- Stir and check for tenderness. Proceed with recipe in step 10.
Making Baked Beans without Soaking
- Add beans and 8 cups of water to Instant Pot and pressure cook on high for 25 minutes, then let the pressure release naturally for 15 minutes.
- Drain beans.
- Continue with step 3 as directed.
- In step 6, add the cooked and drained beans along with everything else directed.
- Pressure cook for 20 minutes, then release the pressure naturally for 15 minutes.
- Stir and check for tenderness. Proceed with recipe in step 10.
Cooking Baked Beans in a Slow Cooker
- Soak and drain beans as directed.
- The water should be increased to 3 cups for this version.
- In a small skillet over MED heat, saute bacon, onion and garlic as directed.
- Add 1 cup of the water to the skillet and scrape the bottom of the skillet to loosen any browned bits.
- To the insert of a slow cooker, add the contents of the skillet, and all the other ingredients, including the remaining 2 cups of water and drained beans.
- Cover and cook on LOW for about 8-9 hours, or HIGH for 4-5 hours.
- To thicken beans at the end of cooking, remove the lid and increase heat to HIGH. Simmer beans until desired consistency is reached.
The Chunky Chef is not a dietician or nutritionist, and any nutritional information shared is an estimate. If calorie count and other nutritional values are important to you, we recommend running the ingredients through whichever online nutritional calculator you prefer.

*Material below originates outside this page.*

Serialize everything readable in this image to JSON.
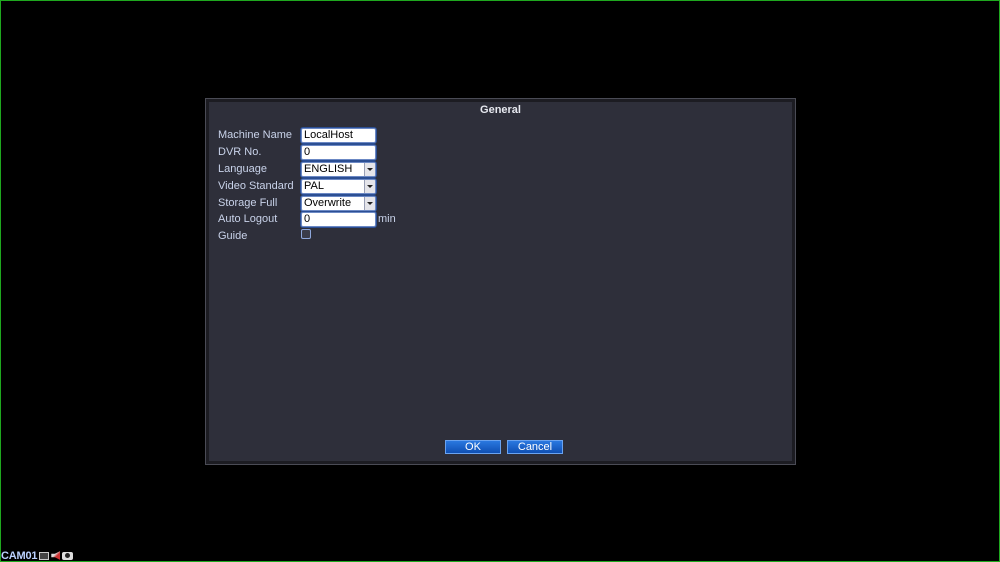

Calories can vary quite a bit depending on which brands were used.